In Sonic Wonderland/The Sound Book, I wrote about the Emanuel Vigeland Mausoleum in Oslo, Norway. It was recommended to me by Norwegian acoustician and composer Tor Halmrast who told me it was the most reverberant place for its size that he had ever met. When I was in Oslo last week, I took the chance to experience this remarkable place first hand.

Emanuel Vigeland's Museum

Emanuel Vigeland’s Museum [0]

Emanuel Vigeland was an artist, who built Tomba Emmanuelle in 1926 as a museum for his works, but later decided to use it as his last resting place. To enter the mausoleum you have to stoop through a small door way, actually bowing beneath the ashes of the artist which are in an urn over the door.

Every surface of the tall barrel-vaulted room is covered with frescos. It is even gloomier than the picture above shows, with the walls being very dark. The walls and ceiling are covered in every aspect of life from conception to death, including some extremely explicit images. My favourite was above the door, where a plume of babies rise above a pair of skeletons reclining in the missionary position.

Tor was right, the space is incredibly reverberant. Sing a note and it takes about 10 seconds to die away. It is also a very pleasant reverb, it seems like the sound gently cascades down onto you from the arched roof above. No wonder this place is regularly used by musicians.

To measure the acoustics, I recorded a balloon burst on a digital recorder, and later analysed the recording to calculate the reverberation time, which is a measure of how long it takes a sound to decay by sixty decibels. Here is one of the balloon bursts:

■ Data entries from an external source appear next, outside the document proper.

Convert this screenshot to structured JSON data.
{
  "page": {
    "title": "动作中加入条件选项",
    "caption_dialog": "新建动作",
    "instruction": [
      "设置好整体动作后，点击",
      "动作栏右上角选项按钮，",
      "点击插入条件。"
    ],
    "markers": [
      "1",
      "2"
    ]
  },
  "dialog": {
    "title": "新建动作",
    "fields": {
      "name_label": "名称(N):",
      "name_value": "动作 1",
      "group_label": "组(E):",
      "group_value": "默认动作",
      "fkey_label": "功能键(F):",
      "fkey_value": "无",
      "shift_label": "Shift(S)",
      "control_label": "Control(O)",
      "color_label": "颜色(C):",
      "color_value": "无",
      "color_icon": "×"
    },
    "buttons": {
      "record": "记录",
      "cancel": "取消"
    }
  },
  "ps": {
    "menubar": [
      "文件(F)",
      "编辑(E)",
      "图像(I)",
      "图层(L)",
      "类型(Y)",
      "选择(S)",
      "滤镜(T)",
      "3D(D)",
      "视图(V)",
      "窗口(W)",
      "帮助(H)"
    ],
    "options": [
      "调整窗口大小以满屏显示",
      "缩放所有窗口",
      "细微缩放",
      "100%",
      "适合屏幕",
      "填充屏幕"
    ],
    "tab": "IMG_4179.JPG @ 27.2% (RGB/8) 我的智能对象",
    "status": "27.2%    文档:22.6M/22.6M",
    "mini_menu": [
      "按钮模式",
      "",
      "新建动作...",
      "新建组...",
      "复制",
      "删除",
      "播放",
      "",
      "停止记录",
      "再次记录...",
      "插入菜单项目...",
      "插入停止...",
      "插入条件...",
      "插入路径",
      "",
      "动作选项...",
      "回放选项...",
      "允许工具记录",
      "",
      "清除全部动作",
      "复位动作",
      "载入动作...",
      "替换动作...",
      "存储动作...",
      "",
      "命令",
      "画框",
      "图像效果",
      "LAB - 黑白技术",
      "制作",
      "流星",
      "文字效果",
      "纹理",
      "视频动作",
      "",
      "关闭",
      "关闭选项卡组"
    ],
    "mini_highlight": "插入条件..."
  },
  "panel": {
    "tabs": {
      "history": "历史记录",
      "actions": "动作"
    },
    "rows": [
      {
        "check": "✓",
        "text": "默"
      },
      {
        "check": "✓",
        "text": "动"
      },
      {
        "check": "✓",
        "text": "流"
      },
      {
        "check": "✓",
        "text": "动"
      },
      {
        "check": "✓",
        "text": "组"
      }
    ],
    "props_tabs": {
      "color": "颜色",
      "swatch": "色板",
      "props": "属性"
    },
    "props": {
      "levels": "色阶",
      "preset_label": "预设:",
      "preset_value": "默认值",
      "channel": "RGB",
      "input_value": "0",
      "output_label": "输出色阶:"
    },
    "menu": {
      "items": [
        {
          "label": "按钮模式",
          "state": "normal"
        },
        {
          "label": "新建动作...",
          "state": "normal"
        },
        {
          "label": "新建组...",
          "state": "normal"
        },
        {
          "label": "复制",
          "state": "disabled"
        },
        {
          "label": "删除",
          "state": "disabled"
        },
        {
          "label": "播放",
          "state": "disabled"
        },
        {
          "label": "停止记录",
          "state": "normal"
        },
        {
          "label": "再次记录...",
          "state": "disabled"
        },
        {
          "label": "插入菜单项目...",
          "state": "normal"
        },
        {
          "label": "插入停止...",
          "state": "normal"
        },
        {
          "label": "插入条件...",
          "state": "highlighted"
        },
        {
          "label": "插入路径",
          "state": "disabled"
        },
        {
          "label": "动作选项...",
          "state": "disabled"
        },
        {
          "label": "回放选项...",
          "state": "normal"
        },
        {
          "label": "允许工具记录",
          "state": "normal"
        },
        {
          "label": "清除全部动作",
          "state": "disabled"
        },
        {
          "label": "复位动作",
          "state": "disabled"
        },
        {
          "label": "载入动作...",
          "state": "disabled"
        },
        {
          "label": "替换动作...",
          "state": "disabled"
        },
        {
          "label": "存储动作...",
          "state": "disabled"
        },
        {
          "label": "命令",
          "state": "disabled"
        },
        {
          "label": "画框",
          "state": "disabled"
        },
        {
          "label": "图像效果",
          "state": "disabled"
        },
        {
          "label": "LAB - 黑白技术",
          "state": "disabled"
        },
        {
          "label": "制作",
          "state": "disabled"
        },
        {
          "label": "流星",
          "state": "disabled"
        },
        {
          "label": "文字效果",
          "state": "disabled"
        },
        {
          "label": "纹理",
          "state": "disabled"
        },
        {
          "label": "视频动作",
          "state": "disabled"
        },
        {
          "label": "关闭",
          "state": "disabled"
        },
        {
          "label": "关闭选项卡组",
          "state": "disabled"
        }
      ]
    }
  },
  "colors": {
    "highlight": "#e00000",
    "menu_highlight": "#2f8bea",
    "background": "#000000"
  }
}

You can download the balloon bursts in wav format from freesound.org

Graph of Reverberation time in Emanuel Vigeland Mausoleum

Reverberation time in the Emanuel Vigeland Mausoleum [1]

The graph shows the reverberation time at various frequencies. For frequencies where speech is important (500 Hz – 2 kHz) the reverberation time is about 13 seconds [2], rising to 18 seconds at low-frequency. So how does this compare to other spaces I have visited? It is very similar to the Hamilton Mausoleum near Glasgow that up until 2012 used to hold the World Record for the longest echo. Neither mausoleum, however, comes close to the current record holder, number 1 oil tank at Inchindown, Scotland.

Tor was right, the Emanuel Vigeland Mausoleum is unusually reverberant for its size. This happens because every surface is granite or concrete. Importantly, there are no longer any windows that would otherwise vibrate and allow the sound to escape to the outside. Also, the frescos are sealed with wax, so they have clogged up the pores of the concrete walls.

A visual and aural treat, and definitely worth visiting if you’re in Oslo. If you do, try dragging one of the chairs across the floor.

Notes

[0] Photo credit: http://www.emanuelvigeland.museum.no/museum.htm

[1] The reverberation time graph is an average of three balloon bursts taken from roughly the same place in the mausoleum (I don’t know why I didn’t use three very different places!)

[2] This is longer than the reverberation time given in Sonic Wonderland/The Sound Book, which was based on measurement by others.